* What you need to do *
Take every line from the listing below that contains "Сессия".

* Information shown *
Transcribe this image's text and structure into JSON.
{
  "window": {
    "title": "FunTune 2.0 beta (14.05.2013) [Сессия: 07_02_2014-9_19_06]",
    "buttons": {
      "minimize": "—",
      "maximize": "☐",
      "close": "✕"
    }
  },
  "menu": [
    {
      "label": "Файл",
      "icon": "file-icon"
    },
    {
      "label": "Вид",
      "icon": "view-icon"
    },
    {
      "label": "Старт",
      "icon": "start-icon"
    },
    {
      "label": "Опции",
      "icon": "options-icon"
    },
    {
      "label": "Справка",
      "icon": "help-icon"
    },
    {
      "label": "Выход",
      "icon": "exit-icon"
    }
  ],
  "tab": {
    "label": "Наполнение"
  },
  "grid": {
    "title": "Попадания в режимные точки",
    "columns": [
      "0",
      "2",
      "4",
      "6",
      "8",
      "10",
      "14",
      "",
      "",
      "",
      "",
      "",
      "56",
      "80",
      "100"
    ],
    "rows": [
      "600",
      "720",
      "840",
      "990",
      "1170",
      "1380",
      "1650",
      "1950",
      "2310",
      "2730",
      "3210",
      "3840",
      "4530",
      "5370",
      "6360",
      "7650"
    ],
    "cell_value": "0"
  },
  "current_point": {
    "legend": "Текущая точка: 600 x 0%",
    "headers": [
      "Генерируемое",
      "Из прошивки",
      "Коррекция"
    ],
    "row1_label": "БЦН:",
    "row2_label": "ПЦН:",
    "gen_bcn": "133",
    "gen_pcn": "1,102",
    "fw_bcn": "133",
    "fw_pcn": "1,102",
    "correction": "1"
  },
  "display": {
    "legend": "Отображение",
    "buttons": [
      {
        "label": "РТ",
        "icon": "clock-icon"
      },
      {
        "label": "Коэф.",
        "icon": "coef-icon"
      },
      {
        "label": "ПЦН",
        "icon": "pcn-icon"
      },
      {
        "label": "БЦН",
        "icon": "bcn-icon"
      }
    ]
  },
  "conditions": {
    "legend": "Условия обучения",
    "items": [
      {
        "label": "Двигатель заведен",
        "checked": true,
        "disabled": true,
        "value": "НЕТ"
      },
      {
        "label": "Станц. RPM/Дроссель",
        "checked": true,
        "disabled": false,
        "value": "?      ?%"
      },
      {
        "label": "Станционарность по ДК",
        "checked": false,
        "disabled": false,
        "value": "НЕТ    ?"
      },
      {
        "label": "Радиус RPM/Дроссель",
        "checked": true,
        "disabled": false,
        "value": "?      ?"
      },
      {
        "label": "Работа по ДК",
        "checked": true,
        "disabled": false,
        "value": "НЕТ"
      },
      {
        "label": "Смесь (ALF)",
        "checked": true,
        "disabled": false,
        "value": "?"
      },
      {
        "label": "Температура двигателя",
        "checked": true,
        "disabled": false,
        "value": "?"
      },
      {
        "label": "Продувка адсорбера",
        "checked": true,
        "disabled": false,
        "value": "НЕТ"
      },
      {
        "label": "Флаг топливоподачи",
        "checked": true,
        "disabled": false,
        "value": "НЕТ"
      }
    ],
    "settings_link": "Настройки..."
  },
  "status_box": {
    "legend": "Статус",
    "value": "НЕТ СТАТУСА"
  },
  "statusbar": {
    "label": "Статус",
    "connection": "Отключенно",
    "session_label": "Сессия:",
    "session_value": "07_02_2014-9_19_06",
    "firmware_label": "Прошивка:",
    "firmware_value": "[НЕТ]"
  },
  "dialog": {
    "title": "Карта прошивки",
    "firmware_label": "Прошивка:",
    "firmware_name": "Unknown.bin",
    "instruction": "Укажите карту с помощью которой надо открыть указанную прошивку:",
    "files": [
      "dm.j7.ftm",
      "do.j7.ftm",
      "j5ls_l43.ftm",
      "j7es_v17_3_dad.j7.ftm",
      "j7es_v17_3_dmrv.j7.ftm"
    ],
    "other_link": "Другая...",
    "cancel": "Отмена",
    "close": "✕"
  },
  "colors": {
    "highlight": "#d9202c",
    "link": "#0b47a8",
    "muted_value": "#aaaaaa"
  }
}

* Task result *
    "title": "FunTune 2.0 beta (14.05.2013) [Сессия: 07_02_2014-9_19_06]",
    "session_label": "Сессия:",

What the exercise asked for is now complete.